If you’ve spent any time with Live’s Vocoder, you’ve probably noticed that in it’s default state, it tends to lend a snare drum like quality to anything it touches. That’s because it’s default carrier is Noise – a key component to any synthesized snare drum sound.

Picture 4

Unlike using a straight noise generator, however, the vocoder offers a bunch of unique controls for creating interesting sounds.

Often, I’ll take a synth percussion sound that I’ve made with Operator, then process it with the vocoder to bring out a snare-like quality. That’s just one option of course – you can try this out with any percussive sample or synthesis source as well.

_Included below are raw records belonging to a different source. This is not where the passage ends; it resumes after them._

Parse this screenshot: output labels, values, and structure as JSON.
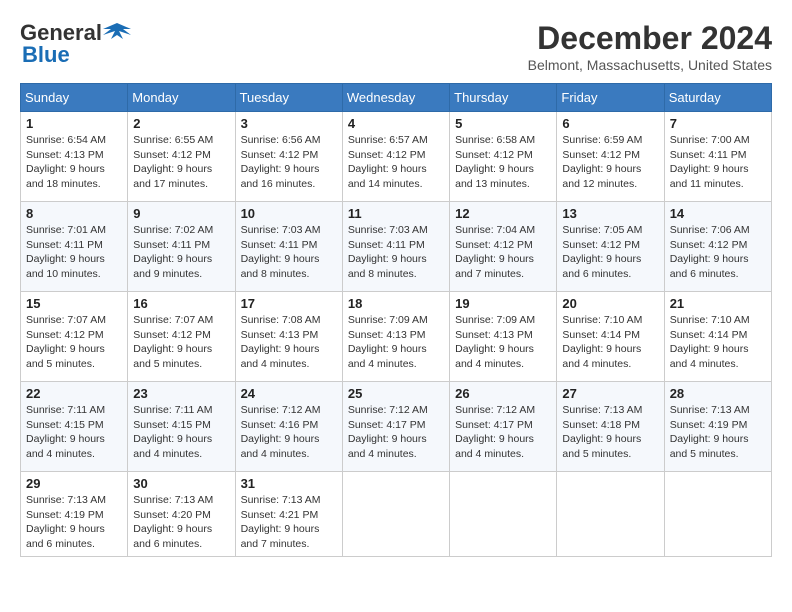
{
  "header": {
    "logo_general": "General",
    "logo_blue": "Blue",
    "month_title": "December 2024",
    "location": "Belmont, Massachusetts, United States"
  },
  "calendar": {
    "days_of_week": [
      "Sunday",
      "Monday",
      "Tuesday",
      "Wednesday",
      "Thursday",
      "Friday",
      "Saturday"
    ],
    "weeks": [
      [
        {
          "day": "1",
          "sunrise": "6:54 AM",
          "sunset": "4:13 PM",
          "daylight": "9 hours and 18 minutes."
        },
        {
          "day": "2",
          "sunrise": "6:55 AM",
          "sunset": "4:12 PM",
          "daylight": "9 hours and 17 minutes."
        },
        {
          "day": "3",
          "sunrise": "6:56 AM",
          "sunset": "4:12 PM",
          "daylight": "9 hours and 16 minutes."
        },
        {
          "day": "4",
          "sunrise": "6:57 AM",
          "sunset": "4:12 PM",
          "daylight": "9 hours and 14 minutes."
        },
        {
          "day": "5",
          "sunrise": "6:58 AM",
          "sunset": "4:12 PM",
          "daylight": "9 hours and 13 minutes."
        },
        {
          "day": "6",
          "sunrise": "6:59 AM",
          "sunset": "4:12 PM",
          "daylight": "9 hours and 12 minutes."
        },
        {
          "day": "7",
          "sunrise": "7:00 AM",
          "sunset": "4:11 PM",
          "daylight": "9 hours and 11 minutes."
        }
      ],
      [
        {
          "day": "8",
          "sunrise": "7:01 AM",
          "sunset": "4:11 PM",
          "daylight": "9 hours and 10 minutes."
        },
        {
          "day": "9",
          "sunrise": "7:02 AM",
          "sunset": "4:11 PM",
          "daylight": "9 hours and 9 minutes."
        },
        {
          "day": "10",
          "sunrise": "7:03 AM",
          "sunset": "4:11 PM",
          "daylight": "9 hours and 8 minutes."
        },
        {
          "day": "11",
          "sunrise": "7:03 AM",
          "sunset": "4:11 PM",
          "daylight": "9 hours and 8 minutes."
        },
        {
          "day": "12",
          "sunrise": "7:04 AM",
          "sunset": "4:12 PM",
          "daylight": "9 hours and 7 minutes."
        },
        {
          "day": "13",
          "sunrise": "7:05 AM",
          "sunset": "4:12 PM",
          "daylight": "9 hours and 6 minutes."
        },
        {
          "day": "14",
          "sunrise": "7:06 AM",
          "sunset": "4:12 PM",
          "daylight": "9 hours and 6 minutes."
        }
      ],
      [
        {
          "day": "15",
          "sunrise": "7:07 AM",
          "sunset": "4:12 PM",
          "daylight": "9 hours and 5 minutes."
        },
        {
          "day": "16",
          "sunrise": "7:07 AM",
          "sunset": "4:12 PM",
          "daylight": "9 hours and 5 minutes."
        },
        {
          "day": "17",
          "sunrise": "7:08 AM",
          "sunset": "4:13 PM",
          "daylight": "9 hours and 4 minutes."
        },
        {
          "day": "18",
          "sunrise": "7:09 AM",
          "sunset": "4:13 PM",
          "daylight": "9 hours and 4 minutes."
        },
        {
          "day": "19",
          "sunrise": "7:09 AM",
          "sunset": "4:13 PM",
          "daylight": "9 hours and 4 minutes."
        },
        {
          "day": "20",
          "sunrise": "7:10 AM",
          "sunset": "4:14 PM",
          "daylight": "9 hours and 4 minutes."
        },
        {
          "day": "21",
          "sunrise": "7:10 AM",
          "sunset": "4:14 PM",
          "daylight": "9 hours and 4 minutes."
        }
      ],
      [
        {
          "day": "22",
          "sunrise": "7:11 AM",
          "sunset": "4:15 PM",
          "daylight": "9 hours and 4 minutes."
        },
        {
          "day": "23",
          "sunrise": "7:11 AM",
          "sunset": "4:15 PM",
          "daylight": "9 hours and 4 minutes."
        },
        {
          "day": "24",
          "sunrise": "7:12 AM",
          "sunset": "4:16 PM",
          "daylight": "9 hours and 4 minutes."
        },
        {
          "day": "25",
          "sunrise": "7:12 AM",
          "sunset": "4:17 PM",
          "daylight": "9 hours and 4 minutes."
        },
        {
          "day": "26",
          "sunrise": "7:12 AM",
          "sunset": "4:17 PM",
          "daylight": "9 hours and 4 minutes."
        },
        {
          "day": "27",
          "sunrise": "7:13 AM",
          "sunset": "4:18 PM",
          "daylight": "9 hours and 5 minutes."
        },
        {
          "day": "28",
          "sunrise": "7:13 AM",
          "sunset": "4:19 PM",
          "daylight": "9 hours and 5 minutes."
        }
      ],
      [
        {
          "day": "29",
          "sunrise": "7:13 AM",
          "sunset": "4:19 PM",
          "daylight": "9 hours and 6 minutes."
        },
        {
          "day": "30",
          "sunrise": "7:13 AM",
          "sunset": "4:20 PM",
          "daylight": "9 hours and 6 minutes."
        },
        {
          "day": "31",
          "sunrise": "7:13 AM",
          "sunset": "4:21 PM",
          "daylight": "9 hours and 7 minutes."
        },
        null,
        null,
        null,
        null
      ]
    ]
  }
}
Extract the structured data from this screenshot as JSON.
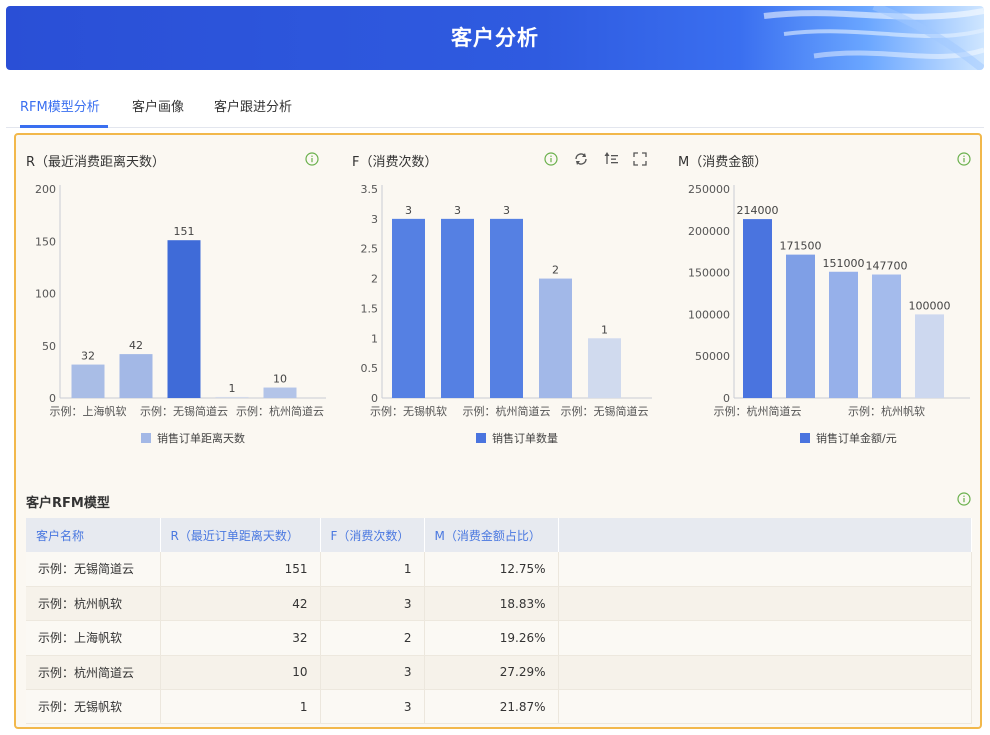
{
  "header": {
    "title": "客户分析"
  },
  "tabs": [
    {
      "label": "RFM模型分析",
      "active": true
    },
    {
      "label": "客户画像",
      "active": false
    },
    {
      "label": "客户跟进分析",
      "active": false
    }
  ],
  "colors": {
    "accent": "#3a6ff0",
    "frame_border": "#f2b84b",
    "header_text": "#4a78e0"
  },
  "toolbar_icons": [
    "refresh-icon",
    "sort-icon",
    "fullscreen-icon"
  ],
  "chart_data": [
    {
      "type": "bar",
      "title": "R（最近消费距离天数）",
      "categories": [
        "示例：上海帆软",
        "示例：杭州帆软",
        "示例：无锡简道云",
        "示例：无锡帆软",
        "示例：杭州简道云"
      ],
      "x_tick_labels": [
        "示例：上海帆软",
        "示例：无锡简道云",
        "示例：杭州简道云"
      ],
      "series": [
        {
          "name": "销售订单距离天数",
          "values": [
            32,
            42,
            151,
            1,
            10
          ]
        }
      ],
      "ylim": [
        0,
        200
      ],
      "yticks": [
        0,
        50,
        100,
        150,
        200
      ],
      "legend": "bottom",
      "bar_colors": [
        "#a9bde6",
        "#a3b8e6",
        "#3f6bd8",
        "#d3dae9",
        "#b3c4e8"
      ]
    },
    {
      "type": "bar",
      "title": "F（消费次数）",
      "categories": [
        "示例：无锡帆软",
        "示例：杭州帆软",
        "示例：杭州简道云",
        "示例：上海帆软",
        "示例：无锡简道云"
      ],
      "x_tick_labels": [
        "示例：无锡帆软",
        "示例：杭州简道云",
        "示例：无锡简道云"
      ],
      "series": [
        {
          "name": "销售订单数量",
          "values": [
            3,
            3,
            3,
            2,
            1
          ]
        }
      ],
      "ylim": [
        0,
        3.5
      ],
      "yticks": [
        "0",
        "0.5",
        "1",
        "1.5",
        "2",
        "2.5",
        "3",
        "3.5"
      ],
      "legend": "bottom",
      "bar_colors": [
        "#5580e3",
        "#5580e3",
        "#5580e3",
        "#a2b8e8",
        "#d0daee"
      ]
    },
    {
      "type": "bar",
      "title": "M（消费金额）",
      "categories": [
        "示例：杭州简道云",
        "示例：上海帆软",
        "示例：无锡帆软",
        "示例：杭州帆软",
        "示例：无锡简道云"
      ],
      "x_tick_labels": [
        "示例：杭州简道云",
        "示例：杭州帆软"
      ],
      "series": [
        {
          "name": "销售订单金额/元",
          "values": [
            214000,
            171500,
            151000,
            147700,
            100000
          ]
        }
      ],
      "ylim": [
        0,
        250000
      ],
      "yticks": [
        0,
        50000,
        100000,
        150000,
        200000,
        250000
      ],
      "legend": "bottom",
      "bar_colors": [
        "#4a74df",
        "#7f9fe6",
        "#96b0ea",
        "#a4bbec",
        "#cdd8ef"
      ]
    },
    {
      "type": "table",
      "title": "客户RFM模型",
      "columns": [
        "客户名称",
        "R（最近订单距离天数）",
        "F（消费次数）",
        "M（消费金额占比）"
      ],
      "rows": [
        [
          "示例：无锡简道云",
          "151",
          "1",
          "12.75%"
        ],
        [
          "示例：杭州帆软",
          "42",
          "3",
          "18.83%"
        ],
        [
          "示例：上海帆软",
          "32",
          "2",
          "19.26%"
        ],
        [
          "示例：杭州简道云",
          "10",
          "3",
          "27.29%"
        ],
        [
          "示例：无锡帆软",
          "1",
          "3",
          "21.87%"
        ]
      ]
    }
  ]
}
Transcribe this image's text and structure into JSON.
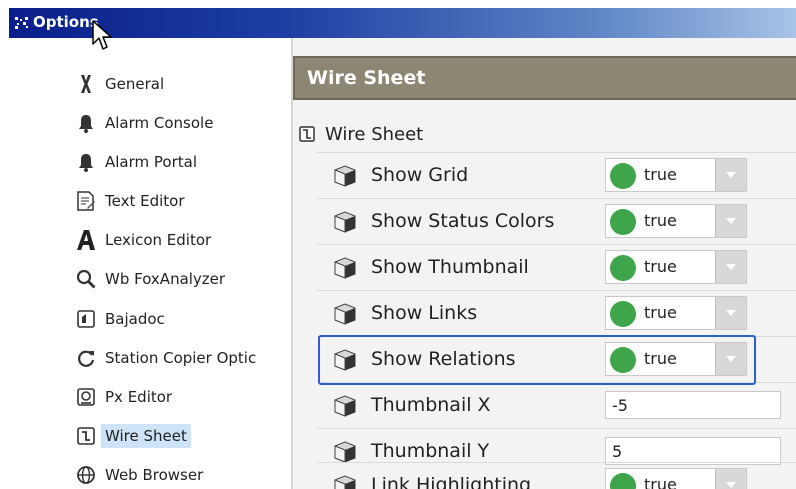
{
  "window": {
    "title": "Options"
  },
  "sidebar": {
    "items": [
      {
        "label": "General",
        "icon": "wrench-icon"
      },
      {
        "label": "Alarm Console",
        "icon": "bell-icon"
      },
      {
        "label": "Alarm Portal",
        "icon": "bell-icon"
      },
      {
        "label": "Text Editor",
        "icon": "text-document-icon"
      },
      {
        "label": "Lexicon Editor",
        "icon": "letter-a-icon"
      },
      {
        "label": "Wb FoxAnalyzer",
        "icon": "magnifier-icon"
      },
      {
        "label": "Bajadoc",
        "icon": "bajadoc-icon"
      },
      {
        "label": "Station Copier Optic",
        "icon": "refresh-icon"
      },
      {
        "label": "Px Editor",
        "icon": "px-editor-icon"
      },
      {
        "label": "Wire Sheet",
        "icon": "wire-sheet-icon",
        "selected": true
      },
      {
        "label": "Web Browser",
        "icon": "globe-icon"
      }
    ]
  },
  "panel": {
    "header": "Wire Sheet",
    "tree_root": "Wire Sheet",
    "properties": [
      {
        "label": "Show Grid",
        "type": "bool",
        "value": "true"
      },
      {
        "label": "Show Status Colors",
        "type": "bool",
        "value": "true"
      },
      {
        "label": "Show Thumbnail",
        "type": "bool",
        "value": "true"
      },
      {
        "label": "Show Links",
        "type": "bool",
        "value": "true"
      },
      {
        "label": "Show Relations",
        "type": "bool",
        "value": "true",
        "highlighted": true
      },
      {
        "label": "Thumbnail X",
        "type": "text",
        "value": "-5"
      },
      {
        "label": "Thumbnail Y",
        "type": "text",
        "value": "5"
      },
      {
        "label": "Link Highlighting",
        "type": "bool",
        "value": "true"
      }
    ]
  },
  "colors": {
    "title_bar": "#0a1e8a",
    "panel_header": "#8c8672",
    "true_indicator": "#3fa54a",
    "selection": "#cde3f7",
    "highlight_box": "#2f5fc4"
  }
}
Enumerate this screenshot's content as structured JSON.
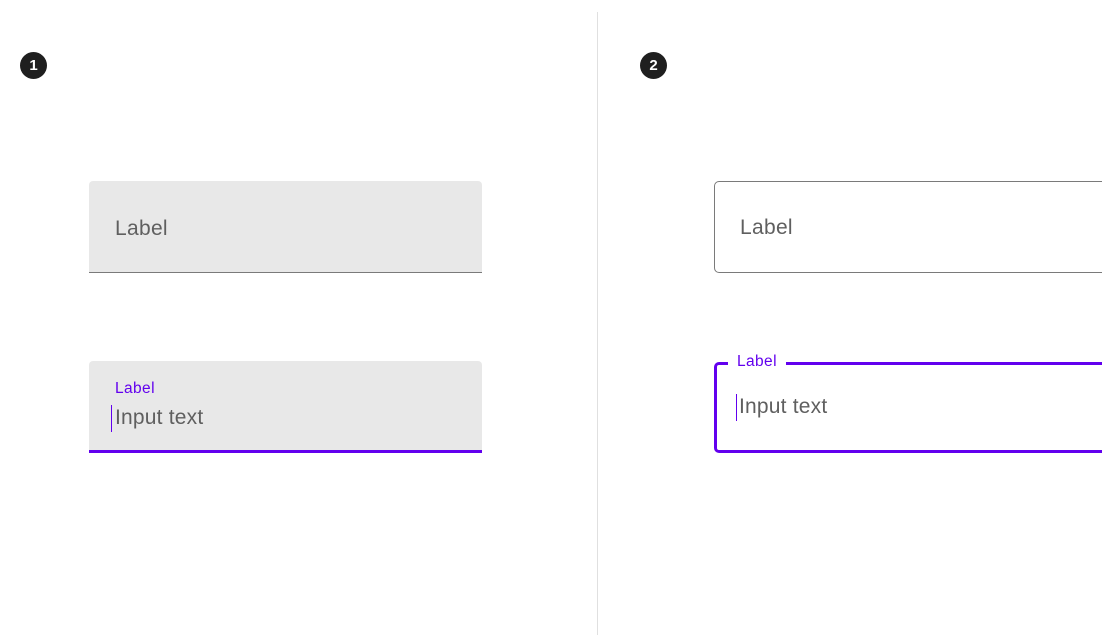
{
  "markers": {
    "first": "1",
    "second": "2"
  },
  "filled": {
    "inactive": {
      "label": "Label"
    },
    "active": {
      "label": "Label",
      "value": "Input text"
    }
  },
  "outlined": {
    "inactive": {
      "label": "Label"
    },
    "active": {
      "label": "Label",
      "value": "Input text"
    }
  },
  "colors": {
    "accent": "#6200ee",
    "field_fill": "#e8e8e8",
    "badge": "#1f1f1f",
    "text": "#5f5f5f",
    "divider": "#e0e0e0"
  }
}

A good place to begin shaping the sound is using the Bands control:

Picture 5

Bands determines how accurate the vocoder’s analysis of the incoming signal is. Lower values tend to produce a brighter, more obvious snare drum snap, while higher values can sound far more complex.

Next, take a look at the Range control.

Picture 8

This limits the range of frequencies that the vocoder responds to. In practice, you can use it to fine tune the frequency charactaristics of the sound. In the example above, I’ve made the frequency range slightly larger than the default (by brining the high range up to 15.1), resulting in a brighter sound.

Now you can do a little envelope shaping and mixing with the Release, Level and Dry/Wet controls.

Use Release to control the overall decay of the noise signal and Dry/Wet to blend it with the signal you’re processing. Level comes in handy to boost or cut the volume of the noise if you’re having a hard time getting the blend just right.

Good fun! In the next tip we’ll dig a little deeper.